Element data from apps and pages
************

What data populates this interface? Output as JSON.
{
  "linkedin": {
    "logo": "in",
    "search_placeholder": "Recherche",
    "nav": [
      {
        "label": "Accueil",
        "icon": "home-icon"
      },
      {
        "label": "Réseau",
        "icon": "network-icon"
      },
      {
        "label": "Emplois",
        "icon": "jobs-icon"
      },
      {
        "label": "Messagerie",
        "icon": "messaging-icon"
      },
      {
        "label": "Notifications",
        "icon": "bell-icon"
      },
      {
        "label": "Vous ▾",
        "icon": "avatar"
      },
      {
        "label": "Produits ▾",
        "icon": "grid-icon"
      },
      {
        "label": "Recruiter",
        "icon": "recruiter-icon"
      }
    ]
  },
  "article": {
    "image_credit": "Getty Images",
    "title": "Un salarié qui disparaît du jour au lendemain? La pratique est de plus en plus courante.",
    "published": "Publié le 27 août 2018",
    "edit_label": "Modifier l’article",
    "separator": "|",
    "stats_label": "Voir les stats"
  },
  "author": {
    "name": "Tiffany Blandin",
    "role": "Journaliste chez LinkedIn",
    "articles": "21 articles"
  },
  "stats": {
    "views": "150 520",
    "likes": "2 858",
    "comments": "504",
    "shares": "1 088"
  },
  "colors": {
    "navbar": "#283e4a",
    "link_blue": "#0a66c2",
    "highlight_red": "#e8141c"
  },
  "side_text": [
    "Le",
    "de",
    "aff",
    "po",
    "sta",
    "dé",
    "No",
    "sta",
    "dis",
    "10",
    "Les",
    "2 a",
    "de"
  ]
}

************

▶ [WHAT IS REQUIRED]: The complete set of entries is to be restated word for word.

▶ [TASK RESULT]:
What data populates this interface? Output as JSON.
{
  "linkedin": {
    "logo": "in",
    "search_placeholder": "Recherche",
    "nav": [
      {
        "label": "Accueil",
        "icon": "home-icon"
      },
      {
        "label": "Réseau",
        "icon": "network-icon"
      },
      {
        "label": "Emplois",
        "icon": "jobs-icon"
      },
      {
        "label": "Messagerie",
        "icon": "messaging-icon"
      },
      {
        "label": "Notifications",
        "icon": "bell-icon"
      },
      {
        "label": "Vous ▾",
        "icon": "avatar"
      },
      {
        "label": "Produits ▾",
        "icon": "grid-icon"
      },
      {
        "label": "Recruiter",
        "icon": "recruiter-icon"
      }
    ]
  },
  "article": {
    "image_credit": "Getty Images",
    "title": "Un salarié qui disparaît du jour au lendemain? La pratique est de plus en plus courante.",
    "published": "Publié le 27 août 2018",
    "edit_label": "Modifier l’article",
    "separator": "|",
    "stats_label": "Voir les stats"
  },
  "author": {
    "name": "Tiffany Blandin",
    "role": "Journaliste chez LinkedIn",
    "articles": "21 articles"
  },
  "stats": {
    "views": "150 520",
    "likes": "2 858",
    "comments": "504",
    "shares": "1 088"
  },
  "colors": {
    "navbar": "#283e4a",
    "link_blue": "#0a66c2",
    "highlight_red": "#e8141c"
  },
  "side_text": [
    "Le",
    "de",
    "aff",
    "po",
    "sta",
    "dé",
    "No",
    "sta",
    "dis",
    "10",
    "Les",
    "2 a",
    "de"
  ]
}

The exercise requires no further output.